“I am a people watcher. I watch how they react in different situations and I think about their story. I teach my acting students to be people watchers and ask questions and get to know them. We don’t talk anymore, but conversation makes us who we are. I started acting because my father was an abusive alcoholic. Acting was my escape. I was 9 or 10 when my parents divorced, but divorce was uncommon in my little town in West Virginia. Parents didn’t want their kids to play with me, so I had to play by myself, make up my own stories and play all of the parts–I was all of the super heroes. I know that sounds sad, but I never saw it that way. My mother got me involved in summer theater and I was hooked. I thought I was a director, producer, and actor, but I found that teaching acting is what I love to do.
Acting is pretending. We all do it. It is letting go. There are times when the audience, lights, and stage are gone and you are that character. You are in that situation. It is miraculous when it happens and it shows how powerful the mind is. It plays along and gives you everything. You are King Henry V on the battlefield and you smell the carnage and hear the cannon fire. It is religious. I highly recommend it. Everyone should try acting at least once, but you have to know yourself completely.

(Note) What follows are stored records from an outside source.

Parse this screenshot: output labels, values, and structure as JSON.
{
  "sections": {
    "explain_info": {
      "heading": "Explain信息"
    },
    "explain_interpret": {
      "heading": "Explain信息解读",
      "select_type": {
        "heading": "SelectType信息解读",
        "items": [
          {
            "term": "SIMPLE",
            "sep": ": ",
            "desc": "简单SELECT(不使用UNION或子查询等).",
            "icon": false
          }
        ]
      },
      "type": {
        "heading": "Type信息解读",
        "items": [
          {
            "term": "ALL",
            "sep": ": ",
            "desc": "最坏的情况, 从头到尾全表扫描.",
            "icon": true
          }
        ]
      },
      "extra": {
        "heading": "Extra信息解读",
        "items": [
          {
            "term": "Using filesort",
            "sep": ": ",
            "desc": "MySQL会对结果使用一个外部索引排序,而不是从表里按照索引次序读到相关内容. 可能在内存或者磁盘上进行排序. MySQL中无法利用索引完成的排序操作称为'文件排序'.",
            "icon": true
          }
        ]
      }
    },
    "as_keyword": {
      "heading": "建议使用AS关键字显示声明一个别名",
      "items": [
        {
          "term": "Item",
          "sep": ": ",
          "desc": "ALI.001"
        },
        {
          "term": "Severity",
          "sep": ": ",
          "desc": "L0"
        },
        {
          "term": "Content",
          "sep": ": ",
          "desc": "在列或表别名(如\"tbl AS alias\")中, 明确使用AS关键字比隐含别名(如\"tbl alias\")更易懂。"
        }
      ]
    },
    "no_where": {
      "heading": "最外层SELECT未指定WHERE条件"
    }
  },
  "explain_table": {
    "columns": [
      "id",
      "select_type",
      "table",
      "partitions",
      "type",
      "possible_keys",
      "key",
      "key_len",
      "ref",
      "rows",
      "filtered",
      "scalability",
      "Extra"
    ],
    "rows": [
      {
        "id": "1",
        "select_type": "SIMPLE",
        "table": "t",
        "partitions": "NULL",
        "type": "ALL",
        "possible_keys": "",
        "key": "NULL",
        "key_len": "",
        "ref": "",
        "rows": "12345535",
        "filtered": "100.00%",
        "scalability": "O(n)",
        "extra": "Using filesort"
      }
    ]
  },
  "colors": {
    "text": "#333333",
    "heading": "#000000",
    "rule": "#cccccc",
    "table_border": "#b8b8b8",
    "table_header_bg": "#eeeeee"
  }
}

All you have to work with is your memories, experiences, observations, body, mind, and voice. Those are your tools. I walk around with my tool kit everywhere.”